PRIEST, Prester or Presbyter (Gr. mpeoßUtepos, an elder). One of the holy orders recognized by nearly every church, either under the name of priest or minister. By 13 Eliz. c. 12, none can be made minister (which here means priest) unless it appear to the bishop that he is of honest life and professeth the doctrine expressed in the thirty-nine Articles (m), nor unless he is able to answer and render the ordinary an account of his faith in Latin according to the said Articles, or have special gift or ability to be a preacher. He must be twenty-four years of age, “complete," and no dispensation from this can be obtained (n). As to the requisites for ordination, see ORDERS. Only a priest can administer the Lord's Supper, and only a priest is eligible for a benefice or any of the higher offices in the Church of England (0). The use of the word "priest” in the rubrics does not mean that only a priest can perform the various portions of the service to which the word is prefixed, but merely that a priest is to do so if possible (o). “Priest” and “bishop" originally designated the same individual (p).

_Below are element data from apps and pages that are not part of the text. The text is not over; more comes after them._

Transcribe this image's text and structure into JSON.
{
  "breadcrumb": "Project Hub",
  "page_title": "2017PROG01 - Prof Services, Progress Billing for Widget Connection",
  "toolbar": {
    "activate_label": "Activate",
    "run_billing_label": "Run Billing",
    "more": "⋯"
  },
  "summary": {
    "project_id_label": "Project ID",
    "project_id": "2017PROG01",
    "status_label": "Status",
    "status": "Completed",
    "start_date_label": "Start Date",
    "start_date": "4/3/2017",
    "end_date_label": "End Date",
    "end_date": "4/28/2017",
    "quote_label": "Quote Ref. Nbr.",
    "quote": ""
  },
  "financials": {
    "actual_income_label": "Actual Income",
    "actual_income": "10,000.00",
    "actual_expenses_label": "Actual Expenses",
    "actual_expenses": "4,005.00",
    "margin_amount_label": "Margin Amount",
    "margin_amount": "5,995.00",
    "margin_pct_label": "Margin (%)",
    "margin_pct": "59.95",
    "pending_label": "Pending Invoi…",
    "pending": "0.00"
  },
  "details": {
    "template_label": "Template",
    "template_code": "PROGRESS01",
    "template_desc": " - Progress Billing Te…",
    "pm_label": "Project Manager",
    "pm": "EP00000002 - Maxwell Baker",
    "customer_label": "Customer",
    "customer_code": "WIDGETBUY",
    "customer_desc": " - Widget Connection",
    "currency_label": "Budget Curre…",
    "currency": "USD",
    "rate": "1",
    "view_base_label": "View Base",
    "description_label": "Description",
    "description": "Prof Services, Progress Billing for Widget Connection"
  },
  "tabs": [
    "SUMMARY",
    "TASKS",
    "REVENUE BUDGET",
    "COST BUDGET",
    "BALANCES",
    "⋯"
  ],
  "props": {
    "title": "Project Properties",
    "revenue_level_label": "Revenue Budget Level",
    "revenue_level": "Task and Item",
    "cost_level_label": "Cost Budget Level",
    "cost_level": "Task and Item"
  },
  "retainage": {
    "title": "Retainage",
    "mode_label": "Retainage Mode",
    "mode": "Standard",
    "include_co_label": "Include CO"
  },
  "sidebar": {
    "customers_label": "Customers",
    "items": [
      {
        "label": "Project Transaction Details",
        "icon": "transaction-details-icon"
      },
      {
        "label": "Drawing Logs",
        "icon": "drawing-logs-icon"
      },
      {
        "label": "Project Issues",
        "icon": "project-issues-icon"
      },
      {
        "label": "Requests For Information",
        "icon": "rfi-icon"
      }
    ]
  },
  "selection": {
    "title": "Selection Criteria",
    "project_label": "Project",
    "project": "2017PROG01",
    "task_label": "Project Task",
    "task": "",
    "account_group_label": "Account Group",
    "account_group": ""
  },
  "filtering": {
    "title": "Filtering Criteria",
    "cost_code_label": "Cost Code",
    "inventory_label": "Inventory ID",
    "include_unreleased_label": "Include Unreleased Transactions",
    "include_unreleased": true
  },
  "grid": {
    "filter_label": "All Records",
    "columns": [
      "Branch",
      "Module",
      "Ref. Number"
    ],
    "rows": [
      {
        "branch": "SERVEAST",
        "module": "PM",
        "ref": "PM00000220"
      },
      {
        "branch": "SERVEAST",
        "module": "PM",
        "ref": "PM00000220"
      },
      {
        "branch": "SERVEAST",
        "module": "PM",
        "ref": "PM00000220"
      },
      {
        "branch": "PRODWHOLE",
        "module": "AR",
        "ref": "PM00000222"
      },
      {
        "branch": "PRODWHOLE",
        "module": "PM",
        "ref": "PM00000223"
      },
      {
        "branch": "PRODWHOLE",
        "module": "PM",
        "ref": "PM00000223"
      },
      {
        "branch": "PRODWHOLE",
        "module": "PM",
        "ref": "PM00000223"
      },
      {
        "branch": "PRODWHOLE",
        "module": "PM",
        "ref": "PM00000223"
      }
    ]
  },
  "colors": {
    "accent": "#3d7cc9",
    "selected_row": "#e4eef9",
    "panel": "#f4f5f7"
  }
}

PRISON CHAPLAIN. A clergyman of the Established Church must be appointed, by the Secretary of State, as chaplain to every prison. An assistant chaplain, being also a clergyman of the Established Church, may be appointed if required, the appointment being made by the Prison Commissioners, subject to the control of the Secretary of State (q). The same person may officiate in two prisons if such prisons are within a convenient distance of each other, and are calculated to receive not more than 100 prisoners. No chaplain of two prisons, or of one prison in which the average number of prisoners confined at any one time during the three years next before his appointment has not been less than 100, can hold a benefice or curacy (r). Notice of the appointment
(m) This has been modified by the (0) See ABSOLUTION. Clerical Subscription Act of 1865. (P) See BISHOP. See ARTICLES.
(9) 28 & 29 Vict. c. 126, ss. 10, 12; (n) Preface to Ordinal, confirmed 40 & 41 Vict. c. 21, ss. 5, 9. by 44 Geo. 3, c. 43.
() 28 & 29 Vict. c. 126, s. 11.
must be given to the bishop within one month, and the chaplain or assistant chaplain must be duly licensed by him (s). Such chaplains (as prison officers) are entitled to a superannuation allowance not exceeding two-thirds of the emoluments, after twenty years' service (t), if incapacitated or over sixty years of age ; or to a gratuity not exceeding the amount of his salary and emoluments for one year. And if his office is abolished, he is entitled to be dealt with under the Superannuation Act, 1859 (u). Ministers not of the Established Church are also allowed to visit prisoners under certain restrictions (v).
PROCESSIONS. Where a procession in church is conducted so as to form a further rite or ceremony in connection with and forming part of the rites and ceremonies of public worship, e.g., immediately before or immediately after morning or evening prayer, it is illegal (2). On other occasions, whether in church or out of doors, it may be doubted whether there is any objection, unless the bishop vetoes it. The only recognized procession is “ beating the bounds” (y). A procession through the streets of the Salvation Army with bands of music is not an unlawful assembly in itself (x), and cannot be made so by a municipal bye-law (a), although it may consist of a very considerable number of persons (over 100). The same rule would, no doubt, apply to any other body of Protestants (but not Roman Catholics (6)) bonâ fide assembled for religious purposes; and lately there have been instances of Church of England processions through the streets carrying banners and pictures. It has also been held that any such procession does not become unlawful merely
(3) 28 & 29 Vict. c. 126, s. 13.
(1) This includes prison service under Army Acts, 1879 and 1881, and Naval Discipline Act: see 49 & 50 Vict. c. 9.
(u) 40 & 41 Vict. c. 21, s. 36; 41 & 42 Vict. c. 63.
(v) See, as to this and other religious regulations in prisons, sects. 44-62 of the schedule to
28 & 29 Vict. c. 126.
(x) Elphinstone v. Purchas (1870), 3 A. & E. 67.
(y) See ROGATION Days.
(z) Beatty v. Gillbanks (1882), 9 Q. B. D. 308.
(a) Johnson v. Croydon (1886), 16 Q. B. D. 708. See LORD's Day.
(6) See DISSENTERS.